Copy each line below in which the word "BESTÅ" occurs.

- Study material
:::

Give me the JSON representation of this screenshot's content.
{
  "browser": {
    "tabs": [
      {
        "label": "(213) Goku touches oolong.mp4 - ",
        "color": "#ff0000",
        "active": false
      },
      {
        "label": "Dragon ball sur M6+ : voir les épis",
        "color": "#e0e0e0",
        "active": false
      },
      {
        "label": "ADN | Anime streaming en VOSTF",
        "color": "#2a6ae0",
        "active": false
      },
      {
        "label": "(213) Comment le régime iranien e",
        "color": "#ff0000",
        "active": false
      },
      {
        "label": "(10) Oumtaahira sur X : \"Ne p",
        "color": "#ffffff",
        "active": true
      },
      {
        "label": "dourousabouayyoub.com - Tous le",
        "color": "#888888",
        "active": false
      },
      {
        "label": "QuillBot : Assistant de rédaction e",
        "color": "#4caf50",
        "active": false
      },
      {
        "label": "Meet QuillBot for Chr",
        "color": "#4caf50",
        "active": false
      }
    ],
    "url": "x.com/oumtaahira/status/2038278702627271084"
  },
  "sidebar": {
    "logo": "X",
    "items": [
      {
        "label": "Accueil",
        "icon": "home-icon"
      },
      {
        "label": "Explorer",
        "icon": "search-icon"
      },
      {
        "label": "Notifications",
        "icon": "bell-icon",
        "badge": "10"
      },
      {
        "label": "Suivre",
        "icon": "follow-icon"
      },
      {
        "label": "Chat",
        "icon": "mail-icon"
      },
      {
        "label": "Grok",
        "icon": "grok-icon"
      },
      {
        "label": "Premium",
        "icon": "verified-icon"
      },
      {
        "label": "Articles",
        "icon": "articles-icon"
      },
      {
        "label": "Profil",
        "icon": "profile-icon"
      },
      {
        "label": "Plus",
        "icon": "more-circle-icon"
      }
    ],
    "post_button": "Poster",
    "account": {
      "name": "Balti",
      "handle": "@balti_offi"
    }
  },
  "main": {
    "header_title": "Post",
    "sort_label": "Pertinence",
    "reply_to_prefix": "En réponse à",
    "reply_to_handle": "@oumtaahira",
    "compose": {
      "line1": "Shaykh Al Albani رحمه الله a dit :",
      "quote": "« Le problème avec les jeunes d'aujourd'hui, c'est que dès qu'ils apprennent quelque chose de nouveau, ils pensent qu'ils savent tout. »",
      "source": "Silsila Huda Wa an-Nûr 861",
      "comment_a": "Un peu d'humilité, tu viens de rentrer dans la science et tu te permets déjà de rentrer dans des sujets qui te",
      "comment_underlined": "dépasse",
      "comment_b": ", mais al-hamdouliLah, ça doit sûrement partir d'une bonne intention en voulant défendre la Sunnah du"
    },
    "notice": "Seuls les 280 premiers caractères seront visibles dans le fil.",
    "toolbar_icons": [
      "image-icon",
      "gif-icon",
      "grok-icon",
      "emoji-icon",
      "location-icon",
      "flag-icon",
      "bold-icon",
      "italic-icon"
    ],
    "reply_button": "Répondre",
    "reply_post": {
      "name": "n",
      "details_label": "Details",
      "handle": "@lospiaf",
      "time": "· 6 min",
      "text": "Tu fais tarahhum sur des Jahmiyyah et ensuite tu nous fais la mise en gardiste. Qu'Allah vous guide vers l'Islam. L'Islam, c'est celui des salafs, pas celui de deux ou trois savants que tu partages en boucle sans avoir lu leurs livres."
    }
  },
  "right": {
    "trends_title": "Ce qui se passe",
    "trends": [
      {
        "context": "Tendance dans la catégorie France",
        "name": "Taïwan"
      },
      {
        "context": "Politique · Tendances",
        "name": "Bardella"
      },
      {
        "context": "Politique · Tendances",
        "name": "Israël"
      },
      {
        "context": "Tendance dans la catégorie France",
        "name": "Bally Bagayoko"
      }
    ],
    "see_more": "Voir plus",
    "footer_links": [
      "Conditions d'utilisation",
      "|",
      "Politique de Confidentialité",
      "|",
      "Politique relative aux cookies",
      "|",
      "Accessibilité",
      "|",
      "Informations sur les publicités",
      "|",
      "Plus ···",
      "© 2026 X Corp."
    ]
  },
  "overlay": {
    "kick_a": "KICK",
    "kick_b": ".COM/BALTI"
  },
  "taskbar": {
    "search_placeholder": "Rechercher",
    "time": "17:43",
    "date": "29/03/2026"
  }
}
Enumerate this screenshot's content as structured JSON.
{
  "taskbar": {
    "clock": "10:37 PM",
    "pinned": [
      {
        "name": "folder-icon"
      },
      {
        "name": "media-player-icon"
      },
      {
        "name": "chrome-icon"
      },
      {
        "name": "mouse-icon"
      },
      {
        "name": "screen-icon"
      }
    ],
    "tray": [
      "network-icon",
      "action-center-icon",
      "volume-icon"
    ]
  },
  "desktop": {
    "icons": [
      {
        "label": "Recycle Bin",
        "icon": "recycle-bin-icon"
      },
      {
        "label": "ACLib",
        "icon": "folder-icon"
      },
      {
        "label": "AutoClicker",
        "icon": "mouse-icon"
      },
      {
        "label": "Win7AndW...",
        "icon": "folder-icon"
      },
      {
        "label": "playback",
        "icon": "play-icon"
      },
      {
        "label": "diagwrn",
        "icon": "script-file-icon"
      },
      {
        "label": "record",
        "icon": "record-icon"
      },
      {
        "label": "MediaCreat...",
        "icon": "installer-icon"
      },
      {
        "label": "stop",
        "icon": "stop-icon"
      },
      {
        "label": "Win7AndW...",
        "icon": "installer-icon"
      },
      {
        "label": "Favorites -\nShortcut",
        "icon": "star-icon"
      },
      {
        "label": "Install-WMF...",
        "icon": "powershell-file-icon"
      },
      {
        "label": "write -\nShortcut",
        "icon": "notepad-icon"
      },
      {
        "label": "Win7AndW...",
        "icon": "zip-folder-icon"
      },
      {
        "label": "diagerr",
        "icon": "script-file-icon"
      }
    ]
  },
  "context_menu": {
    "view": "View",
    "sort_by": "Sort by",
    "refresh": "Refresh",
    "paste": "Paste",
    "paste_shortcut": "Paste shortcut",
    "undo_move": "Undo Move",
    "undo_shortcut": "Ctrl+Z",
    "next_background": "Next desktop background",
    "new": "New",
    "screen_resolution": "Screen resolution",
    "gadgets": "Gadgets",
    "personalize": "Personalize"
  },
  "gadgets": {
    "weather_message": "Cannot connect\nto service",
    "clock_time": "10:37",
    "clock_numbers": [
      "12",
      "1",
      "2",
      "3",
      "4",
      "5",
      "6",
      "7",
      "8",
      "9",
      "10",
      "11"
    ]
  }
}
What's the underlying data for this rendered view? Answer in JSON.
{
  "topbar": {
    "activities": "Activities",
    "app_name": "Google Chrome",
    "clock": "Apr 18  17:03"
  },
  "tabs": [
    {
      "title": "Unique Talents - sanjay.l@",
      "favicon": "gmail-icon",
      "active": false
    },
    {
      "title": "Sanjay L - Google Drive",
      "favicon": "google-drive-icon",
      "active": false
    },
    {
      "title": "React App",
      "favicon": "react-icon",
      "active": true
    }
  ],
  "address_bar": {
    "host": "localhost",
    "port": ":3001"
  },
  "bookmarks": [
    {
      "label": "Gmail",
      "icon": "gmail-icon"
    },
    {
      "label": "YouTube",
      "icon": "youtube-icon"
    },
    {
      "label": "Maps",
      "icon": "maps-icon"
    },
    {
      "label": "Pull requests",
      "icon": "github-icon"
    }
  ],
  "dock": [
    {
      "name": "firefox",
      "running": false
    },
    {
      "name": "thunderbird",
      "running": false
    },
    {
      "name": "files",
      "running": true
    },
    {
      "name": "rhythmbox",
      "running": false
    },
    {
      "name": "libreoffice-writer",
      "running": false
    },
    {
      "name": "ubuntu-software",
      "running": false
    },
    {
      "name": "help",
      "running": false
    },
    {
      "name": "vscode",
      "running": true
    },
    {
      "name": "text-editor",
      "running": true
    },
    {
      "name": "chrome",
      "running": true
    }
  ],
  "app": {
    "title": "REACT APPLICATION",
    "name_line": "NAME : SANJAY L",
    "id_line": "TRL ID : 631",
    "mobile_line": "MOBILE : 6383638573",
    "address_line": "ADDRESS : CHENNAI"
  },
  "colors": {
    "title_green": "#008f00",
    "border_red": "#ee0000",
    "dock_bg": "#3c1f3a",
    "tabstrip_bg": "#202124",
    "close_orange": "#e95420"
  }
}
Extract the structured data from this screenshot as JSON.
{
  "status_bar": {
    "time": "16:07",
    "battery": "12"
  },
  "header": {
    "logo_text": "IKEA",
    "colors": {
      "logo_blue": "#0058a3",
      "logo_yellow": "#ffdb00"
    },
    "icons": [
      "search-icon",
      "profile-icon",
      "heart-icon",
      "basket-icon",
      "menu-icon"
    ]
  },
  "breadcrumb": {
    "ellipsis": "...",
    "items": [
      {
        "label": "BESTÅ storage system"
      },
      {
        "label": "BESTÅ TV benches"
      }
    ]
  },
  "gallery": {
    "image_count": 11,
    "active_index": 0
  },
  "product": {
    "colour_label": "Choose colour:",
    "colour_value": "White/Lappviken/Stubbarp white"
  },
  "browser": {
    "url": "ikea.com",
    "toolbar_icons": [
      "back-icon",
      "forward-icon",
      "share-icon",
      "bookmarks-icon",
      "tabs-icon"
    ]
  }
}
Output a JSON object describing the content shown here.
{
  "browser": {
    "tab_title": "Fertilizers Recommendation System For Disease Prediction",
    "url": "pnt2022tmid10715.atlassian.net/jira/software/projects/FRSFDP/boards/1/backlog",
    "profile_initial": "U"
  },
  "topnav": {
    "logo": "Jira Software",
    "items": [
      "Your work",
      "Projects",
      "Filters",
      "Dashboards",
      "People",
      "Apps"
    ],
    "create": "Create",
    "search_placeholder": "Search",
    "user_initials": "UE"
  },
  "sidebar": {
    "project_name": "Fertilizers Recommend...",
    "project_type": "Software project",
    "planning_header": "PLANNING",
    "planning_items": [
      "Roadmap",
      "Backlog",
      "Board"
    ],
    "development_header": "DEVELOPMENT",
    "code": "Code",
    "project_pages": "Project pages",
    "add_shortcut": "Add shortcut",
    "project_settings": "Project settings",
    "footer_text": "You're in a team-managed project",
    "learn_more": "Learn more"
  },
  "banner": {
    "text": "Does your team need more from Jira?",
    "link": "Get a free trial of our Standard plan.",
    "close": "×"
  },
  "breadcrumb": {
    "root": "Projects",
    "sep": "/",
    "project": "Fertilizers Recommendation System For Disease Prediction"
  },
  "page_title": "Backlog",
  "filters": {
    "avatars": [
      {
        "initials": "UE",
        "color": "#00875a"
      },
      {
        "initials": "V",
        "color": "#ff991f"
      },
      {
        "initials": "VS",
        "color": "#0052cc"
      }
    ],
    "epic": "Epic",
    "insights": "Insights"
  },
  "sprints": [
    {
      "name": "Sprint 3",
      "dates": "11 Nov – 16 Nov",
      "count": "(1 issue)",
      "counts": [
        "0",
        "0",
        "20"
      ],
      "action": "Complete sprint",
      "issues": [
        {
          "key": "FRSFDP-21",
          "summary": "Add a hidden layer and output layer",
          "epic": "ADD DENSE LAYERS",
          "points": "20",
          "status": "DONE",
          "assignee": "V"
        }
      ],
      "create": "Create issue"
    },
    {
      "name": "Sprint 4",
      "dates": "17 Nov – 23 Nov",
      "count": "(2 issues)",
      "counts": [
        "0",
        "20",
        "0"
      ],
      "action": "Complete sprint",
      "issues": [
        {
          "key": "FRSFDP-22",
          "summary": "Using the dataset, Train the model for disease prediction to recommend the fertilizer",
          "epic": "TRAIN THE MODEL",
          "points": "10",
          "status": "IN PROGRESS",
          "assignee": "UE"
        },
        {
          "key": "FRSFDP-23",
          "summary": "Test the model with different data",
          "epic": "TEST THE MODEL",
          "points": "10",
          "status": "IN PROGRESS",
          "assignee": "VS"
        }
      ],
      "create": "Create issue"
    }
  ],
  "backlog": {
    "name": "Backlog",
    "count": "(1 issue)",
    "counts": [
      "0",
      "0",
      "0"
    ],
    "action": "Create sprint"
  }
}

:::

- Result for this exercise
        "label": "BESTÅ storage system"
        "label": "BESTÅ TV benches"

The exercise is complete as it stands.